We are currently working on the App and hope to have the first version ready this year. For the first months, Cornelius and I bootstrapped our work and have received great support from all sides. Many pain experts, therapists, developers, game experts, and the list goes on, have volunteered to help us on our journey. We are extremely grateful that we can inspire others with our vision to help children in pain. Also, we recently started a crowdfunding campaign via the NatWest BackHerBusiness program that took off quite unexpectedly and we reached our target of £10,000 within two weeks. Hence, every support is highly appreciated and can also support our partner, the National Migraine Centre, a London-based charity. We are astonished by how supportive people are and how everyone offers to help. We had never experienced this before.
What are your ambitions for the future?
With Happyr Health, we want to support as many children as possible. So, we are planning to extend the App to other chronic pain conditions in the future. Shockingly, over 27% of children are suffering from some kind of chronic pain, and this does not only affect their body but also their emotional and social wellbeing. With our playful approach, we aim to make their life a little ‘happyr’. Personally, I will always try to continue my learning journey, through this venture, potential future ventures, and by keeping an open mind for opportunities wherever I go. Happyr Health most definitely fuelled my passion to work in the healthcare sector and there is a lot of potentials to innovate there. I am also passionate about nature and the environment. All in all, my curiosity will lead the way, but from the experiences gained so far, bringing positive change by creating new ventures is the path I want to follow.

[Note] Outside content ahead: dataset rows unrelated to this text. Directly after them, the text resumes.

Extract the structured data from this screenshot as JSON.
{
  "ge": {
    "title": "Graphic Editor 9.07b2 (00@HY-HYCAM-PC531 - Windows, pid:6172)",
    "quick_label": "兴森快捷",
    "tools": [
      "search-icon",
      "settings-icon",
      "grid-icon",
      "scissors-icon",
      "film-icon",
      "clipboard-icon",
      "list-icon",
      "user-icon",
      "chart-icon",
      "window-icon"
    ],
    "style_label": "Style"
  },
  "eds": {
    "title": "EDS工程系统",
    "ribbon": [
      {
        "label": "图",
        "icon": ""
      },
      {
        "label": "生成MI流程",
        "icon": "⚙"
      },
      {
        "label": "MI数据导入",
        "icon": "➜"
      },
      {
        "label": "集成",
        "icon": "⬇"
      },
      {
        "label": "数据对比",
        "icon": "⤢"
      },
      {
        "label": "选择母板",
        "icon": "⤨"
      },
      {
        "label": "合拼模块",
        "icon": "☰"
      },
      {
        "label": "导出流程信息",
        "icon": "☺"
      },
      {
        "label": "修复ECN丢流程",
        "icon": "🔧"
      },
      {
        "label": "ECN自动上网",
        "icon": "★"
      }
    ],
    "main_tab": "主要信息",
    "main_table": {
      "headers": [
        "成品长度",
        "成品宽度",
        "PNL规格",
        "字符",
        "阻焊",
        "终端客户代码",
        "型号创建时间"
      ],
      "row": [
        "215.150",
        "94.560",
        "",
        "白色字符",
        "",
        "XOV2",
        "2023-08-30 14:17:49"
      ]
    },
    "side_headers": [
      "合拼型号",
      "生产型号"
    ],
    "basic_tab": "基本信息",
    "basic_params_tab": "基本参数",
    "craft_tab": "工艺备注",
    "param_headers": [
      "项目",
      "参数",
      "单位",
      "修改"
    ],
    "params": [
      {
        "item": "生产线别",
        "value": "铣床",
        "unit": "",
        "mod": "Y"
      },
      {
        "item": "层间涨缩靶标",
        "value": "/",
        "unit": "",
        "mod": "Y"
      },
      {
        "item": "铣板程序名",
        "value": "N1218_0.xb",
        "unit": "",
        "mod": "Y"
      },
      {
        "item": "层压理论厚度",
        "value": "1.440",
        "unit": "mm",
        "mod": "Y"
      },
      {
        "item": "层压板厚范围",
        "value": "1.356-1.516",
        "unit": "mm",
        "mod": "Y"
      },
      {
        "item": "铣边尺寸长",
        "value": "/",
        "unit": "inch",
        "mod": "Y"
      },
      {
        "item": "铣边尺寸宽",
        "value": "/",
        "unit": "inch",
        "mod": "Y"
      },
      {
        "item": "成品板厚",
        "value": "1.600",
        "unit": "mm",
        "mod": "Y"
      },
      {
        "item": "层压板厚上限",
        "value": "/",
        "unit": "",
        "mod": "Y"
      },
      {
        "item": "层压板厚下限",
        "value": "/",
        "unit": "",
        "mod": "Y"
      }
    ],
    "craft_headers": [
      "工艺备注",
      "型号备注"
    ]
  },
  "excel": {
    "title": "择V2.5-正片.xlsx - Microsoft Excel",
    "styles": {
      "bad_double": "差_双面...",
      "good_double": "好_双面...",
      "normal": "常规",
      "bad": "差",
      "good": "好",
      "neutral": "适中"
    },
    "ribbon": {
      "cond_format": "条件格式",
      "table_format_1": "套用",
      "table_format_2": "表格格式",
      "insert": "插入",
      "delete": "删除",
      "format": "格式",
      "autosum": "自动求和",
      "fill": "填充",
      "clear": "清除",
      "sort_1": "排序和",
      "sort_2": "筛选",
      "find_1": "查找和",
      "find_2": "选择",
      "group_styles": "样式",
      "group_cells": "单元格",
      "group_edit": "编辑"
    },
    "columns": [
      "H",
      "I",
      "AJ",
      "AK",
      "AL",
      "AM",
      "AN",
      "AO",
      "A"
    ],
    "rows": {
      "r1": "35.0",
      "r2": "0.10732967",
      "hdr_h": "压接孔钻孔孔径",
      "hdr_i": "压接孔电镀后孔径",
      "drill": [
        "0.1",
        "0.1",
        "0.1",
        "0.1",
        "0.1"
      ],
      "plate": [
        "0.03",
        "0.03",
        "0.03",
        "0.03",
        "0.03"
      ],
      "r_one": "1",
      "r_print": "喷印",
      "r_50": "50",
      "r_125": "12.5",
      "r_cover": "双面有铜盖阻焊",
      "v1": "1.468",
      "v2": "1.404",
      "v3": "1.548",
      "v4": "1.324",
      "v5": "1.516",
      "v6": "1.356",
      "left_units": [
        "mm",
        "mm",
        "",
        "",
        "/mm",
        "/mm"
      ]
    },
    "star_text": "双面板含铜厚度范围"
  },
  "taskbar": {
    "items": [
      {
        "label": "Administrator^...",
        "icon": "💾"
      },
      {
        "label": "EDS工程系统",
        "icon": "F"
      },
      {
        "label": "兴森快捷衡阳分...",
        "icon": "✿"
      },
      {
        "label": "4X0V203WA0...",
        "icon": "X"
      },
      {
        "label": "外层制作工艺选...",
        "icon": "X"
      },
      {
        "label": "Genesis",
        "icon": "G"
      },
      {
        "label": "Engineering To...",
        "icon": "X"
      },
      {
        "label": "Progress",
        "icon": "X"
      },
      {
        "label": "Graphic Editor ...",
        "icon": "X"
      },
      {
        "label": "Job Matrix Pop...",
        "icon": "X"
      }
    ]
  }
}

Would you like to leave a few words of advice to other entrepreneurial women?
Well, the journey is a long and hard one, that I am sure of. Nevertheless, working on ideas you are truly passionate about makes it a lot easier and more enjoyable. When people can feel your personal passion and dedication to what you are doing, they are supportive and want to help you in pursuing your dreams. Don’t expect to find out what you want to work on immediately. You’ll take many turns on the way to get there anyway. A few years ago, I would not have predicted I would be working in the healthcare sector, but here I am, and I love it. There are many industries, niches and projects out there, you might not even have heard of yet. Keep an open mind, follow what you are passionate about and find something to work on that can also be really fun. I, for example, call the bunch of games on my phone ‘research’.
Interview by Iris Batalha.